How We Can Save Our Oceans
Oceans cover 71 % of the planet and are home to important species and ecosystems that we rely on for food, livelihoods, climate regulation and more. But our oceans are facing a lot of challenges these days, with a lot of species and ecosystems being at risk. Most of those challenges are impacted by human actions including overfishing, plastic pollution, as well as ocean warming and acidification.
To help protect and restore our Oceans for future generations, we need more legal regulations and political action in the form of Marine Protected Areas on the one hand, as well as changes in individual lifestyle choices on the other hand.
In this blog post, we want to explain the status quo of Marine Protected Areas in Canada and highlight what you can do as an individual to help save our Oceans!
What are Marine Protected Areas and why are they important for Marine Wildlife Conservation?
Science tells us that Marine Protected Areas (MPAs) are one of the most effective tools to protect ocean ecosystems, rebuild biodiversity, help species adapt to climate change as well as help species at risk of extinction like the southern resident orca on Canada’s west coast.
MPAs are similar to protected areas on land, such as National Parks – areas set aside to conserve the natural world long term, protecting not just one single species, but the ecosystem as a whole.
If we want to reverse biodiversity loss, protect ecosystems and ensure resilience against warming and acidification, at least 30% of the Ocean has to be turned into Marine Protected Areas by 2023.
As of today, almost 14% of Canada’s ocean is protected and the country is committed to reaching the 30% by 2030 goal.
However, MPAs all have widely differing rules and regulations. Even when an area is said to be protected, it may not be sufficiently protected to help wildlife recover from human impacts. In fact, only seven of Canada’s 18 federal MPAs are strongly protected, while eight are weakly protected. Two are even incompatible with biodiversity conservation. As a result, those almost 14% of conserved ocean currently only account for 0.4% of strongly protected areas.
Canada’s goal to protect 30 percent of our oceans by 2030 is going to take some more effort, but it is still within reach; and we can all do our part to save our oceans!
What You Can Do to Help Save Our Oceans
When we adopt certain lifestyle choices, we can actively help to protect our oceans.
Here are four ideas how:
- Use Plastic-Free Alternatives
Around 80% of plastic in the ocean is estimated to come from land-based sources. Wildlife gets entangled in plastic waste or plastic ends up in their digestive system, leading to cruel deaths.
Say No to single-use plastic and go reusable wherever you can! Make it a habit to bring a reusable water bottle, coffee mug, straw, shopping bag and cutlery. Repurpose and reuse any single-use plastic as often as you can and pick up any trash that you see outside.
2. Reduce Your Carbon Footprint
Carbon Dioxide Emissions make the Ocean acidic which is one of the main causes for the loss of corals.
You can cut back on Carbon Emissions by avoiding taking your car and instead use a bike, public transportation or walk.

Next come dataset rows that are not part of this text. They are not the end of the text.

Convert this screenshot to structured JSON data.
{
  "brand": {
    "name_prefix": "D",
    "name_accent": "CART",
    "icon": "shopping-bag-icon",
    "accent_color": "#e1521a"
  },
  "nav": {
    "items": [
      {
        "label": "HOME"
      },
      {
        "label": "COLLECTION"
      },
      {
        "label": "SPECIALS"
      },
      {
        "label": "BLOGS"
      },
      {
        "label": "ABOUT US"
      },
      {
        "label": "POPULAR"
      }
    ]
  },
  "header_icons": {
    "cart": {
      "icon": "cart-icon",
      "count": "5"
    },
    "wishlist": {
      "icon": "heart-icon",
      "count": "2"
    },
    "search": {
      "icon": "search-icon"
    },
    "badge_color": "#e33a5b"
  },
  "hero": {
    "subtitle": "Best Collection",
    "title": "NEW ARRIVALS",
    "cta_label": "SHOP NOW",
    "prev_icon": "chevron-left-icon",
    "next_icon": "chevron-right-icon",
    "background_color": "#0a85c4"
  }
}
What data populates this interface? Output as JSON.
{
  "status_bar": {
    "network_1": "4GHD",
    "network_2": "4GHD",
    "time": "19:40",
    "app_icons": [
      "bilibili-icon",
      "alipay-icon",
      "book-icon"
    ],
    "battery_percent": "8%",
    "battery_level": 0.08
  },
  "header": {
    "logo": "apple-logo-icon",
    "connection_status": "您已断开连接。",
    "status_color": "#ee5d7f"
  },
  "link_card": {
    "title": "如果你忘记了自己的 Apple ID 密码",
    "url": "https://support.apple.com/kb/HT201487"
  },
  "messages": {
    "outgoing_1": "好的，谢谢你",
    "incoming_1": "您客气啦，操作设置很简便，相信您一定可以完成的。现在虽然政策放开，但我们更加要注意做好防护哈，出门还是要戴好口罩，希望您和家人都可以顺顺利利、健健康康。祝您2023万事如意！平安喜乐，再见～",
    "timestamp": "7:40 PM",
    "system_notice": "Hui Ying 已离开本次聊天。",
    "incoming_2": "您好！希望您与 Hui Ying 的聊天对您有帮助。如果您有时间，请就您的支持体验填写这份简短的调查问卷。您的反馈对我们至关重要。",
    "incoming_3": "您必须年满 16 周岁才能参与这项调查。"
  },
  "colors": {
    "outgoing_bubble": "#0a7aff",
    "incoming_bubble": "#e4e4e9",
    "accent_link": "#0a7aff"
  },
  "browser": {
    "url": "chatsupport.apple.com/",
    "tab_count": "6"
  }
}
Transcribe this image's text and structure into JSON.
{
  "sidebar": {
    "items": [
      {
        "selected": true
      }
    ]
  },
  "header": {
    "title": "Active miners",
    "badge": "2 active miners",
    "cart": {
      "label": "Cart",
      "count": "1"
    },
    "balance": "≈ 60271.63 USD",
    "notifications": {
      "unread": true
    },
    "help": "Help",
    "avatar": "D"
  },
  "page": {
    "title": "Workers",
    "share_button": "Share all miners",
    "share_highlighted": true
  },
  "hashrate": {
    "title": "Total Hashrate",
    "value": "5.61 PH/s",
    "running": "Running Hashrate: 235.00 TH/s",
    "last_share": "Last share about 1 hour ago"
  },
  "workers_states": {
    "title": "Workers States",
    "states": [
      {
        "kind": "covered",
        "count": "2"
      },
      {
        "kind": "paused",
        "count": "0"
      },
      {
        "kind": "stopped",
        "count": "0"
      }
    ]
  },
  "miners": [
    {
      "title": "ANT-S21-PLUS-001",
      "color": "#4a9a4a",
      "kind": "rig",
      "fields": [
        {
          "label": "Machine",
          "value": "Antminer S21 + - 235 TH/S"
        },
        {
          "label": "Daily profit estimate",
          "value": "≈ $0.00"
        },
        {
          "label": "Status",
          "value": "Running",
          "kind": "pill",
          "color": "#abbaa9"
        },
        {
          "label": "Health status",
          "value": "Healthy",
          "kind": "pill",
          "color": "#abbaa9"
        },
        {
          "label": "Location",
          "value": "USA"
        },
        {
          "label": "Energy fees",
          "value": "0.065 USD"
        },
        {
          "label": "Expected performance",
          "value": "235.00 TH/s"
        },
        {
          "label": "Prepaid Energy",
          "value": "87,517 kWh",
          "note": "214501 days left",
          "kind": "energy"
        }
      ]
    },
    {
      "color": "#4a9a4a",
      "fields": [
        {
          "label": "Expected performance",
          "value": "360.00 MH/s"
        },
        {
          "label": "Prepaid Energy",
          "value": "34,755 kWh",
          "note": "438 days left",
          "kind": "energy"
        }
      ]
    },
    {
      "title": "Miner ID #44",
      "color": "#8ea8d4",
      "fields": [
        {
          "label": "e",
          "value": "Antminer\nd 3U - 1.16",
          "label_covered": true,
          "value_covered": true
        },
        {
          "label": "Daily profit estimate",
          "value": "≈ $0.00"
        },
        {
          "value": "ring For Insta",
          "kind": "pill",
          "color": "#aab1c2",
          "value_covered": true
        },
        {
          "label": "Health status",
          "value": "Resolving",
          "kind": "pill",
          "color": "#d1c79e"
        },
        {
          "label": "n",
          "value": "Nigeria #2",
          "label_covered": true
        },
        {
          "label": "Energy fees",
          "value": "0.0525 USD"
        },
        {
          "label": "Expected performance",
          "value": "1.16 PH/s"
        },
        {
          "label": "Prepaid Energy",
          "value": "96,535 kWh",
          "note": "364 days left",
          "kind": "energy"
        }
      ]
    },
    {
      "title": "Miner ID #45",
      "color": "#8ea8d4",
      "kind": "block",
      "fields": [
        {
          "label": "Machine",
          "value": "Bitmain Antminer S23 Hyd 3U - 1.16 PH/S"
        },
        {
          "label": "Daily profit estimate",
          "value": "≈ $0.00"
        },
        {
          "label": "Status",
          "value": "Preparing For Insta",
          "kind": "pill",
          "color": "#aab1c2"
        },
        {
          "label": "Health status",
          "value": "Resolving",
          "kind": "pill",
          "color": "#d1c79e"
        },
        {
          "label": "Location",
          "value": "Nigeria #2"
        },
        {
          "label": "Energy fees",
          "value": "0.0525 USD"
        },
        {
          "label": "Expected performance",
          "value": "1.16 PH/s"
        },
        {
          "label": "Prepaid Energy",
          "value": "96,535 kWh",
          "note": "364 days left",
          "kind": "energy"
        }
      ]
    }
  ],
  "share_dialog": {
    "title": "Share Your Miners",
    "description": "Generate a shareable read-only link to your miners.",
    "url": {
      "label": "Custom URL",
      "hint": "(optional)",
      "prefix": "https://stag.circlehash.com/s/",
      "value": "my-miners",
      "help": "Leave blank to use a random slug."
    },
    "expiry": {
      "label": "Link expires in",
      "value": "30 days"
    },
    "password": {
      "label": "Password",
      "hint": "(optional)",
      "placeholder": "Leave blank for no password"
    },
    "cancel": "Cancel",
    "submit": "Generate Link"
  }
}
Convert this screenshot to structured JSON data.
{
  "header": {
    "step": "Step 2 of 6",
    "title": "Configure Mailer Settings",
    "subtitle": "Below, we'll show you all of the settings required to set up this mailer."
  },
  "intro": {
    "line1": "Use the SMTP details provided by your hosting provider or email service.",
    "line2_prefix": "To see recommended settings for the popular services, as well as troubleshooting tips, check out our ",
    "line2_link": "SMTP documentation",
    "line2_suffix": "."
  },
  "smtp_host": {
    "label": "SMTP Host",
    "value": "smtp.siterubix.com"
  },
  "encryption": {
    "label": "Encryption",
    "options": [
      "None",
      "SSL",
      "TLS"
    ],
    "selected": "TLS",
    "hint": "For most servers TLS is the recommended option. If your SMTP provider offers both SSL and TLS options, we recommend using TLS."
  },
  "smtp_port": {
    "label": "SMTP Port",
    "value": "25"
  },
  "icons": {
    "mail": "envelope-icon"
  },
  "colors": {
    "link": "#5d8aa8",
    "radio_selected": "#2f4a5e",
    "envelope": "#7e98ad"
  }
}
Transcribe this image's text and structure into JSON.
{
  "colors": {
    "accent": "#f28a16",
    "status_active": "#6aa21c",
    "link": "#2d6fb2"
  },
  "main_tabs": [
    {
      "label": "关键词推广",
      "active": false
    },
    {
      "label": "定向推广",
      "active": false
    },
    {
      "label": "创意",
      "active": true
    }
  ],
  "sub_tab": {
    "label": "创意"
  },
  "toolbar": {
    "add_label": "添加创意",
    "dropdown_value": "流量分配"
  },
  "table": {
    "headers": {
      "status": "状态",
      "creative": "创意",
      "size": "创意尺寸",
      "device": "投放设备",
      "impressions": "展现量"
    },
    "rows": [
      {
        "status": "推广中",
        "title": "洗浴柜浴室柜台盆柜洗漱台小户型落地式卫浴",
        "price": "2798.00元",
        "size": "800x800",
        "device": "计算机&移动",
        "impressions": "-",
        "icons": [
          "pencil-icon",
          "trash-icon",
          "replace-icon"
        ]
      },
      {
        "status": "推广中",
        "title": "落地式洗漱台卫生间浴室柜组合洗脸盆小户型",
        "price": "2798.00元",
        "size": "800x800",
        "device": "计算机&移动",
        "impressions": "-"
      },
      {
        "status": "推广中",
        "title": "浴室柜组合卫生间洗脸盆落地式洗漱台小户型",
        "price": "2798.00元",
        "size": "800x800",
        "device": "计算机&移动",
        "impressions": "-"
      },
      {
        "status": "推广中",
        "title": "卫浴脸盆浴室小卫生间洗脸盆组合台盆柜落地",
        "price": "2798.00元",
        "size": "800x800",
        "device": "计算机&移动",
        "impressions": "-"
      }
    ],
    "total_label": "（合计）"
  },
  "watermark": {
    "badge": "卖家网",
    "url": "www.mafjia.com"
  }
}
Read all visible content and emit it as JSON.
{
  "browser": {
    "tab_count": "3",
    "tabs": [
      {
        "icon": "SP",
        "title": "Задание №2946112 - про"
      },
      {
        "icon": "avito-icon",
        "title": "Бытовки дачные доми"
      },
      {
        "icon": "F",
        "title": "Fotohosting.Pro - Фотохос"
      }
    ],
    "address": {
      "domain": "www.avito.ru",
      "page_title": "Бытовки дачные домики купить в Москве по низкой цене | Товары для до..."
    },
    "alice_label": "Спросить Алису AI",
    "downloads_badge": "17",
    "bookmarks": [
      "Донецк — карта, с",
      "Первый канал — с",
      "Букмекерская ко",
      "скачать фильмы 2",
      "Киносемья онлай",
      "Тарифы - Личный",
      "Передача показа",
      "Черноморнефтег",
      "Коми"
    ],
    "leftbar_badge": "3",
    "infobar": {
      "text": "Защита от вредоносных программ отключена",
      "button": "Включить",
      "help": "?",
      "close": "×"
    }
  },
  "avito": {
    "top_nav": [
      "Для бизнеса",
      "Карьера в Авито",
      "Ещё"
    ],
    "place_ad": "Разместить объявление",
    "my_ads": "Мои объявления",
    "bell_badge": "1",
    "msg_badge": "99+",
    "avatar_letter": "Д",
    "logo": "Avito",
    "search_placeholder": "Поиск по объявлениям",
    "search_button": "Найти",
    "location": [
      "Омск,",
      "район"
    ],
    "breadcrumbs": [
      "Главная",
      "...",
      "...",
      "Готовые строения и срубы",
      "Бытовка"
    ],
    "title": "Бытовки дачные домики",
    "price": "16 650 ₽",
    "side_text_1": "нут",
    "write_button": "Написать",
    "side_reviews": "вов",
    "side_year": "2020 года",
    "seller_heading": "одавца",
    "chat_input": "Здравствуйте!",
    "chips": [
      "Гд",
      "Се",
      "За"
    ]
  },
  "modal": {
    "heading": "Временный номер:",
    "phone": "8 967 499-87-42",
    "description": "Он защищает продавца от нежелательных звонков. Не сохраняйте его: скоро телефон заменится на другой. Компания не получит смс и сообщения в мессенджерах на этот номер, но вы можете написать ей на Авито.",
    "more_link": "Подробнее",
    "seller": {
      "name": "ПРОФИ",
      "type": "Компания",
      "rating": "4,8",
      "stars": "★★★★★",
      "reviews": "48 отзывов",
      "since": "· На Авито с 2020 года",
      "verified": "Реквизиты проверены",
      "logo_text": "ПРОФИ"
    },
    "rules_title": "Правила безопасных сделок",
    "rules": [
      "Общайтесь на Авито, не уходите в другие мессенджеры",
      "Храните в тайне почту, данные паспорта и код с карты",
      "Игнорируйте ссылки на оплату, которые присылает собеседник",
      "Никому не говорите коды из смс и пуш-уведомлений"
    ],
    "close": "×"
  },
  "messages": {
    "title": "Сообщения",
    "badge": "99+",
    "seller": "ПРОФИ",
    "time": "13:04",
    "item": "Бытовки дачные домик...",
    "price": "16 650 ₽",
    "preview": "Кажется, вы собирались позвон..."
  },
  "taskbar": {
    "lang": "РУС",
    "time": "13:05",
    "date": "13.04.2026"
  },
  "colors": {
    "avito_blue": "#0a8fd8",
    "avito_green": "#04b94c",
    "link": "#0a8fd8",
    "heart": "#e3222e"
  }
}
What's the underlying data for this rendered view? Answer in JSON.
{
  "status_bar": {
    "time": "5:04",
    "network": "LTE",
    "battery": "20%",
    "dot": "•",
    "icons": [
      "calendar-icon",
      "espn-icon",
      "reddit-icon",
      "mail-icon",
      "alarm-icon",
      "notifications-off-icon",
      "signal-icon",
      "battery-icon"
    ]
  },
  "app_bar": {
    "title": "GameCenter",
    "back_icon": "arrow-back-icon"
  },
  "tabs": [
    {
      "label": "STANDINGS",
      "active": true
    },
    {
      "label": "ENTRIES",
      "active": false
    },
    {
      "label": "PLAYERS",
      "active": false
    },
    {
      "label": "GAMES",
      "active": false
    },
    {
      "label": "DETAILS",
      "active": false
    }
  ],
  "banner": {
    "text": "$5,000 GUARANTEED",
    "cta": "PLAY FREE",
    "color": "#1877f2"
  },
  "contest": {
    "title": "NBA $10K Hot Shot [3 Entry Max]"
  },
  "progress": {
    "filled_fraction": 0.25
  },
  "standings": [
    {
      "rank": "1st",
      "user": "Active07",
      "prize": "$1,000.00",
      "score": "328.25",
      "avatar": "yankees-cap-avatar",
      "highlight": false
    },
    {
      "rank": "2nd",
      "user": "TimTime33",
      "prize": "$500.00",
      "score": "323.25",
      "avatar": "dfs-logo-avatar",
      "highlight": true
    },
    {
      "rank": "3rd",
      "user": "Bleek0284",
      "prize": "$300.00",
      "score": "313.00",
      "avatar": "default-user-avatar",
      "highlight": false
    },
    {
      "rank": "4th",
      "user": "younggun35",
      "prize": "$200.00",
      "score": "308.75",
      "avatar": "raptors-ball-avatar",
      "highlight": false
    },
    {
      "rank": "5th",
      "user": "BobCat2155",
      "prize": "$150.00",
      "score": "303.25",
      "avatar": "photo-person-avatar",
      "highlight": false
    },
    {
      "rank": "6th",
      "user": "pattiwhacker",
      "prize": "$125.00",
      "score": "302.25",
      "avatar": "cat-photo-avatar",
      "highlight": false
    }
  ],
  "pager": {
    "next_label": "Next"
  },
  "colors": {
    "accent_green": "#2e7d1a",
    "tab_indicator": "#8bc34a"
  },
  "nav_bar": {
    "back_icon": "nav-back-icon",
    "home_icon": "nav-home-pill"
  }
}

Saving energy by turning off lights and not leaving devices in standby mode, as well as heating less reduce your carbon footprint.
Last but not least, try to incorporate more plant-based meals into your diet! Meat and dairy production are responsible for about 18% of greenhouse gasses worldwide.
3. Explore the Ocean
The more you know, the more you care and protect!
If you live close to the ocean, explore the intertidal zone, if you don’t live near the ocean, visit your local lake or river to learn how your watershed connects to the ocean. There are lots of resources online as well to learn more about the marine world.
An ethical Whale Watching Tour is always a great opportunity to learn more about marine wildlife as well!
4. Talk About It
Talking to friends, families and colleagues about the challenges the oceans are facing as well as possible solutions might impact them in caring more and taking action themselves. The more people care and act towards ocean conservation, the more we can achieve.
Brackley, C. & Hayward, A. (2022). Marine protected areas in Canada may not be as protected as we think. https://canadiangeographic.ca/articles/marine-protected-areas-in-canada-may-not-be-as-protected-as-we-think/
CPAWS (2021). Oceans Report 2021. https://cpaws.org/our-work/ocean/oceanreport/
Fisheries and Oceans Canada (DFO) (2023). Marine Protected Areas across Canada. https://www.dfo-mpo.gc.ca/oceans/mpa-zpm/index-eng.html
Oceana (n.d.). 10 Ways You Can Help Save the Oceans https://oceana.org/living-blue-10-ways-you-can-help-save-oceans/
Osborne, L. (2022). What are Marine Protected Areas? https://naturecanada.ca/news/blog/what-are-marine-protected-areas/
WWF Canada (n.d.). Marine Protected Areas. https://wwf.ca/habitat/oceans/marine-protected-areas/